### What is expected:
Your task is to repeat the entries word for word while leaving out the pictures.

::: Input data :::

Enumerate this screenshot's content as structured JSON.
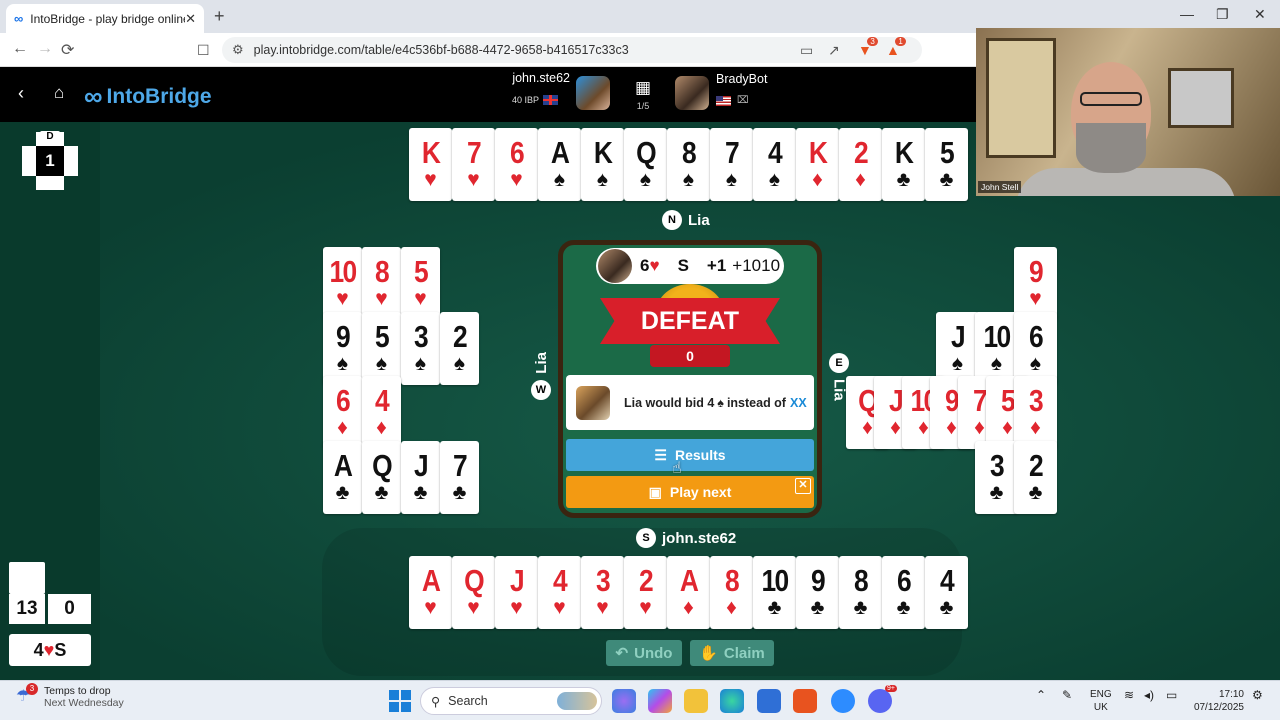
{
  "browser": {
    "tab_title": "IntoBridge - play bridge online",
    "tab_favicon": "∞",
    "tab_close": "✕",
    "new_tab": "+",
    "url": "play.intobridge.com/table/e4c536bf-b688-4472-9658-b416517c33c3",
    "ext_badge_1": "3",
    "ext_badge_2": "1",
    "window_controls": [
      "—",
      "❐",
      "✕"
    ]
  },
  "app": {
    "logo_text": "IntoBridge",
    "logo_symbol": "∞",
    "player1": {
      "name": "john.ste62",
      "rating": "40 IBP",
      "flag": "uk"
    },
    "player2": {
      "name": "BradyBot",
      "flag": "us"
    },
    "board_counter": "1/5",
    "dealer_label": "D",
    "board_number": "1"
  },
  "table": {
    "north": {
      "seat_letter": "N",
      "name": "Lia",
      "cards": [
        {
          "rank": "K",
          "suit": "♥",
          "color": "red"
        },
        {
          "rank": "7",
          "suit": "♥",
          "color": "red"
        },
        {
          "rank": "6",
          "suit": "♥",
          "color": "red"
        },
        {
          "rank": "A",
          "suit": "♠",
          "color": "black"
        },
        {
          "rank": "K",
          "suit": "♠",
          "color": "black"
        },
        {
          "rank": "Q",
          "suit": "♠",
          "color": "black"
        },
        {
          "rank": "8",
          "suit": "♠",
          "color": "black"
        },
        {
          "rank": "7",
          "suit": "♠",
          "color": "black"
        },
        {
          "rank": "4",
          "suit": "♠",
          "color": "black"
        },
        {
          "rank": "K",
          "suit": "♦",
          "color": "red"
        },
        {
          "rank": "2",
          "suit": "♦",
          "color": "red"
        },
        {
          "rank": "K",
          "suit": "♣",
          "color": "black"
        },
        {
          "rank": "5",
          "suit": "♣",
          "color": "black"
        }
      ]
    },
    "west": {
      "seat_letter": "W",
      "name": "Lia",
      "rows": [
        [
          {
            "rank": "10",
            "suit": "♥",
            "color": "red"
          },
          {
            "rank": "8",
            "suit": "♥",
            "color": "red"
          },
          {
            "rank": "5",
            "suit": "♥",
            "color": "red"
          }
        ],
        [
          {
            "rank": "9",
            "suit": "♠",
            "color": "black"
          },
          {
            "rank": "5",
            "suit": "♠",
            "color": "black"
          },
          {
            "rank": "3",
            "suit": "♠",
            "color": "black"
          },
          {
            "rank": "2",
            "suit": "♠",
            "color": "black"
          }
        ],
        [
          {
            "rank": "6",
            "suit": "♦",
            "color": "red"
          },
          {
            "rank": "4",
            "suit": "♦",
            "color": "red"
          }
        ],
        [
          {
            "rank": "A",
            "suit": "♣",
            "color": "black"
          },
          {
            "rank": "Q",
            "suit": "♣",
            "color": "black"
          },
          {
            "rank": "J",
            "suit": "♣",
            "color": "black"
          },
          {
            "rank": "7",
            "suit": "♣",
            "color": "black"
          }
        ]
      ]
    },
    "east": {
      "seat_letter": "E",
      "name": "Lia",
      "rows": [
        [
          {
            "rank": "9",
            "suit": "♥",
            "color": "red"
          }
        ],
        [
          {
            "rank": "J",
            "suit": "♠",
            "color": "black"
          },
          {
            "rank": "10",
            "suit": "♠",
            "color": "black"
          },
          {
            "rank": "6",
            "suit": "♠",
            "color": "black"
          }
        ],
        [
          {
            "rank": "Q",
            "suit": "♦",
            "color": "red"
          },
          {
            "rank": "J",
            "suit": "♦",
            "color": "red"
          },
          {
            "rank": "10",
            "suit": "♦",
            "color": "red"
          },
          {
            "rank": "9",
            "suit": "♦",
            "color": "red"
          },
          {
            "rank": "7",
            "suit": "♦",
            "color": "red"
          },
          {
            "rank": "5",
            "suit": "♦",
            "color": "red"
          },
          {
            "rank": "3",
            "suit": "♦",
            "color": "red"
          }
        ],
        [
          {
            "rank": "3",
            "suit": "♣",
            "color": "black"
          },
          {
            "rank": "2",
            "suit": "♣",
            "color": "black"
          }
        ]
      ]
    },
    "south": {
      "seat_letter": "S",
      "name": "john.ste62",
      "cards": [
        {
          "rank": "A",
          "suit": "♥",
          "color": "red"
        },
        {
          "rank": "Q",
          "suit": "♥",
          "color": "red"
        },
        {
          "rank": "J",
          "suit": "♥",
          "color": "red"
        },
        {
          "rank": "4",
          "suit": "♥",
          "color": "red"
        },
        {
          "rank": "3",
          "suit": "♥",
          "color": "red"
        },
        {
          "rank": "2",
          "suit": "♥",
          "color": "red"
        },
        {
          "rank": "A",
          "suit": "♦",
          "color": "red"
        },
        {
          "rank": "8",
          "suit": "♦",
          "color": "red"
        },
        {
          "rank": "10",
          "suit": "♣",
          "color": "black"
        },
        {
          "rank": "9",
          "suit": "♣",
          "color": "black"
        },
        {
          "rank": "8",
          "suit": "♣",
          "color": "black"
        },
        {
          "rank": "6",
          "suit": "♣",
          "color": "black"
        },
        {
          "rank": "4",
          "suit": "♣",
          "color": "black"
        }
      ]
    }
  },
  "result": {
    "contract_level": "6",
    "contract_suit": "♥",
    "declarer": "S",
    "overtricks": "+1",
    "score": "+1010",
    "outcome": "DEFEAT",
    "points": "0",
    "hint_name": "Lia",
    "hint_mid": "would bid 4",
    "hint_suit": "♠",
    "hint_end": "instead of",
    "hint_alt": "XX",
    "results_label": "Results",
    "play_next_label": "Play next"
  },
  "scoreboard": {
    "tricks_ns": "13",
    "tricks_ew": "0",
    "contract_level": "4",
    "contract_suit": "♥",
    "contract_declarer": "S"
  },
  "controls": {
    "undo_label": "Undo",
    "claim_label": "Claim"
  },
  "webcam": {
    "name": "John Stell"
  },
  "taskbar": {
    "weather_line1": "Temps to drop",
    "weather_line2": "Next Wednesday",
    "weather_badge": "3",
    "search_placeholder": "Search",
    "discord_badge": "9+",
    "lang_line1": "ENG",
    "lang_line2": "UK",
    "time": "17:10",
    "date": "07/12/2025"
  }
}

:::

### Exercise result:
Enumerate this screenshot's content as structured JSON.
{
  "browser": {
    "tab_title": "IntoBridge - play bridge online",
    "tab_favicon": "∞",
    "tab_close": "✕",
    "new_tab": "+",
    "url": "play.intobridge.com/table/e4c536bf-b688-4472-9658-b416517c33c3",
    "ext_badge_1": "3",
    "ext_badge_2": "1",
    "window_controls": [
      "—",
      "❐",
      "✕"
    ]
  },
  "app": {
    "logo_text": "IntoBridge",
    "logo_symbol": "∞",
    "player1": {
      "name": "john.ste62",
      "rating": "40 IBP",
      "flag": "uk"
    },
    "player2": {
      "name": "BradyBot",
      "flag": "us"
    },
    "board_counter": "1/5",
    "dealer_label": "D",
    "board_number": "1"
  },
  "table": {
    "north": {
      "seat_letter": "N",
      "name": "Lia",
      "cards": [
        {
          "rank": "K",
          "suit": "♥",
          "color": "red"
        },
        {
          "rank": "7",
          "suit": "♥",
          "color": "red"
        },
        {
          "rank": "6",
          "suit": "♥",
          "color": "red"
        },
        {
          "rank": "A",
          "suit": "♠",
          "color": "black"
        },
        {
          "rank": "K",
          "suit": "♠",
          "color": "black"
        },
        {
          "rank": "Q",
          "suit": "♠",
          "color": "black"
        },
        {
          "rank": "8",
          "suit": "♠",
          "color": "black"
        },
        {
          "rank": "7",
          "suit": "♠",
          "color": "black"
        },
        {
          "rank": "4",
          "suit": "♠",
          "color": "black"
        },
        {
          "rank": "K",
          "suit": "♦",
          "color": "red"
        },
        {
          "rank": "2",
          "suit": "♦",
          "color": "red"
        },
        {
          "rank": "K",
          "suit": "♣",
          "color": "black"
        },
        {
          "rank": "5",
          "suit": "♣",
          "color": "black"
        }
      ]
    },
    "west": {
      "seat_letter": "W",
      "name": "Lia",
      "rows": [
        [
          {
            "rank": "10",
            "suit": "♥",
            "color": "red"
          },
          {
            "rank": "8",
            "suit": "♥",
            "color": "red"
          },
          {
            "rank": "5",
            "suit": "♥",
            "color": "red"
          }
        ],
        [
          {
            "rank": "9",
            "suit": "♠",
            "color": "black"
          },
          {
            "rank": "5",
            "suit": "♠",
            "color": "black"
          },
          {
            "rank": "3",
            "suit": "♠",
            "color": "black"
          },
          {
            "rank": "2",
            "suit": "♠",
            "color": "black"
          }
        ],
        [
          {
            "rank": "6",
            "suit": "♦",
            "color": "red"
          },
          {
            "rank": "4",
            "suit": "♦",
            "color": "red"
          }
        ],
        [
          {
            "rank": "A",
            "suit": "♣",
            "color": "black"
          },
          {
            "rank": "Q",
            "suit": "♣",
            "color": "black"
          },
          {
            "rank": "J",
            "suit": "♣",
            "color": "black"
          },
          {
            "rank": "7",
            "suit": "♣",
            "color": "black"
          }
        ]
      ]
    },
    "east": {
      "seat_letter": "E",
      "name": "Lia",
      "rows": [
        [
          {
            "rank": "9",
            "suit": "♥",
            "color": "red"
          }
        ],
        [
          {
            "rank": "J",
            "suit": "♠",
            "color": "black"
          },
          {
            "rank": "10",
            "suit": "♠",
            "color": "black"
          },
          {
            "rank": "6",
            "suit": "♠",
            "color": "black"
          }
        ],
        [
          {
            "rank": "Q",
            "suit": "♦",
            "color": "red"
          },
          {
            "rank": "J",
            "suit": "♦",
            "color": "red"
          },
          {
            "rank": "10",
            "suit": "♦",
            "color": "red"
          },
          {
            "rank": "9",
            "suit": "♦",
            "color": "red"
          },
          {
            "rank": "7",
            "suit": "♦",
            "color": "red"
          },
          {
            "rank": "5",
            "suit": "♦",
            "color": "red"
          },
          {
            "rank": "3",
            "suit": "♦",
            "color": "red"
          }
        ],
        [
          {
            "rank": "3",
            "suit": "♣",
            "color": "black"
          },
          {
            "rank": "2",
            "suit": "♣",
            "color": "black"
          }
        ]
      ]
    },
    "south": {
      "seat_letter": "S",
      "name": "john.ste62",
      "cards": [
        {
          "rank": "A",
          "suit": "♥",
          "color": "red"
        },
        {
          "rank": "Q",
          "suit": "♥",
          "color": "red"
        },
        {
          "rank": "J",
          "suit": "♥",
          "color": "red"
        },
        {
          "rank": "4",
          "suit": "♥",
          "color": "red"
        },
        {
          "rank": "3",
          "suit": "♥",
          "color": "red"
        },
        {
          "rank": "2",
          "suit": "♥",
          "color": "red"
        },
        {
          "rank": "A",
          "suit": "♦",
          "color": "red"
        },
        {
          "rank": "8",
          "suit": "♦",
          "color": "red"
        },
        {
          "rank": "10",
          "suit": "♣",
          "color": "black"
        },
        {
          "rank": "9",
          "suit": "♣",
          "color": "black"
        },
        {
          "rank": "8",
          "suit": "♣",
          "color": "black"
        },
        {
          "rank": "6",
          "suit": "♣",
          "color": "black"
        },
        {
          "rank": "4",
          "suit": "♣",
          "color": "black"
        }
      ]
    }
  },
  "result": {
    "contract_level": "6",
    "contract_suit": "♥",
    "declarer": "S",
    "overtricks": "+1",
    "score": "+1010",
    "outcome": "DEFEAT",
    "points": "0",
    "hint_name": "Lia",
    "hint_mid": "would bid 4",
    "hint_suit": "♠",
    "hint_end": "instead of",
    "hint_alt": "XX",
    "results_label": "Results",
    "play_next_label": "Play next"
  },
  "scoreboard": {
    "tricks_ns": "13",
    "tricks_ew": "0",
    "contract_level": "4",
    "contract_suit": "♥",
    "contract_declarer": "S"
  },
  "controls": {
    "undo_label": "Undo",
    "claim_label": "Claim"
  },
  "webcam": {
    "name": "John Stell"
  },
  "taskbar": {
    "weather_line1": "Temps to drop",
    "weather_line2": "Next Wednesday",
    "weather_badge": "3",
    "search_placeholder": "Search",
    "discord_badge": "9+",
    "lang_line1": "ENG",
    "lang_line2": "UK",
    "time": "17:10",
    "date": "07/12/2025"
  }
}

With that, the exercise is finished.